The best any parent can do for narcissistic children is guide them with love, compassion, moral-based teaching, and consistency and perhaps they will end up falling at the lower end of the spectrum of less harmful character traits but there are no guarantees. Managing them takes very finely honed skills that very few therapists are even equipped with and are capable of handling. If you notice lack of compassion and serious self-centeredness in them and the failure to thrive, have healthy relationships or self-soothe, and engaging in bullying, get them into competent counseling right away.
In adulthood, the best option may be to follow the TDS (Time – Distance -Shielding) Rule and minimize your time, maximize the distance with them and put shielding between you and learn how to maintain your self-preservation when around them. The rest is in divine hands.
Read more here on how to maintain your self-preservation when daling with narcissists

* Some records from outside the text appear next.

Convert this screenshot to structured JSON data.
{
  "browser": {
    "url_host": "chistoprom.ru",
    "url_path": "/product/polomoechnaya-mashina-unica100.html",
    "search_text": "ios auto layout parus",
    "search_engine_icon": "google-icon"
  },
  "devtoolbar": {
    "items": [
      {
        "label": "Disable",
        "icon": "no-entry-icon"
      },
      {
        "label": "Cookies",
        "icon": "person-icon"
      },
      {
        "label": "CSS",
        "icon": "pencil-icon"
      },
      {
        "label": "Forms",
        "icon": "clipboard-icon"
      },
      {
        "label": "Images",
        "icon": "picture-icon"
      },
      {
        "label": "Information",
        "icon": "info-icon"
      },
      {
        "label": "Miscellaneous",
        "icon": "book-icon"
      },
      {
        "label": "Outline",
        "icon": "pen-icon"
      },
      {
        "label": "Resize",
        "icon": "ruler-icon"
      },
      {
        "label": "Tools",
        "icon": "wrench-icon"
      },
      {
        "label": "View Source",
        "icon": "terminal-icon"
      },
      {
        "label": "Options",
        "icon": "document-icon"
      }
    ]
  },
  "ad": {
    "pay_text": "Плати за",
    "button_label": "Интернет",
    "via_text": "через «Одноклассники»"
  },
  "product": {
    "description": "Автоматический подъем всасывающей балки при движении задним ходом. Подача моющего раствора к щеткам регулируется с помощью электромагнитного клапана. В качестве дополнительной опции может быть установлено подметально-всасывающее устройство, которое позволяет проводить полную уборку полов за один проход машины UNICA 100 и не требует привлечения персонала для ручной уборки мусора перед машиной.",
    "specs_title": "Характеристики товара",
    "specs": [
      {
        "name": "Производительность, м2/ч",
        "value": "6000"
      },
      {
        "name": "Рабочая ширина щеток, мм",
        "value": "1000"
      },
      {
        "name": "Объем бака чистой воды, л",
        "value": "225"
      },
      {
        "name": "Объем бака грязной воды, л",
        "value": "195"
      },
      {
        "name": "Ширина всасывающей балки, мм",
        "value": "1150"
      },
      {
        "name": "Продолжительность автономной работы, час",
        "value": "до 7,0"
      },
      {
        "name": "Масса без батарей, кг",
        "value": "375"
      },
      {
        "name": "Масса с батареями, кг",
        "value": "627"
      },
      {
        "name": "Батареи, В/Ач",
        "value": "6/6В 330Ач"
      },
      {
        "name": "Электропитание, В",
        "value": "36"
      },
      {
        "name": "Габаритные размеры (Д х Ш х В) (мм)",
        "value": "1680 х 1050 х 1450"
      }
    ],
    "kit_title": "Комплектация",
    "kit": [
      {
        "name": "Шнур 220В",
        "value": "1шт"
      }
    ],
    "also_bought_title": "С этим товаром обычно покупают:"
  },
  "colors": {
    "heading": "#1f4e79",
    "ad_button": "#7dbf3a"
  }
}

Learn how to use the TDS rule to manage boundaries with toxic people.
Your Children Will Heal Through You
Years ago, in the midst of an unhappy period in my life, my dear friend, Jim, told me, “Evelyn, It is never about the other person.” I, at the time, did not know what he meant but I never forgot that advice. Now I never forget the lesson. Here it is:
Until you own your own pain and shame and get rid of it and stop blaming others for it, you will not heal and you will continue to think like a victim and transfer this angst to your children. Your children will then needlessly suffer collateral damage and abuse will be perpetuated. This was not your pain to begin with.
Learn how abuse is perpetuated generationally in dysfunctional families.
Heed more Melanie Tonia Evans’ healing words of wisdom.
“The true remedy for getting out of this emotional charge is know who you are and have no need to defend it to anyone – especially your children. The truth of the matter is, however, that the more we get emotionally charged, the more we fight back, and the more we try to defend ourself against the narcissist, the atrocities escalate even more, and the more the atrocities work in the narcissist’s favor…There is nothing that an individual’s soul does not co-create that isn’t right for the purpose of the opportunity to create evolution and healing….heal your children through yourself.”
Read more on healing your children from Melanie Tonia Evans here.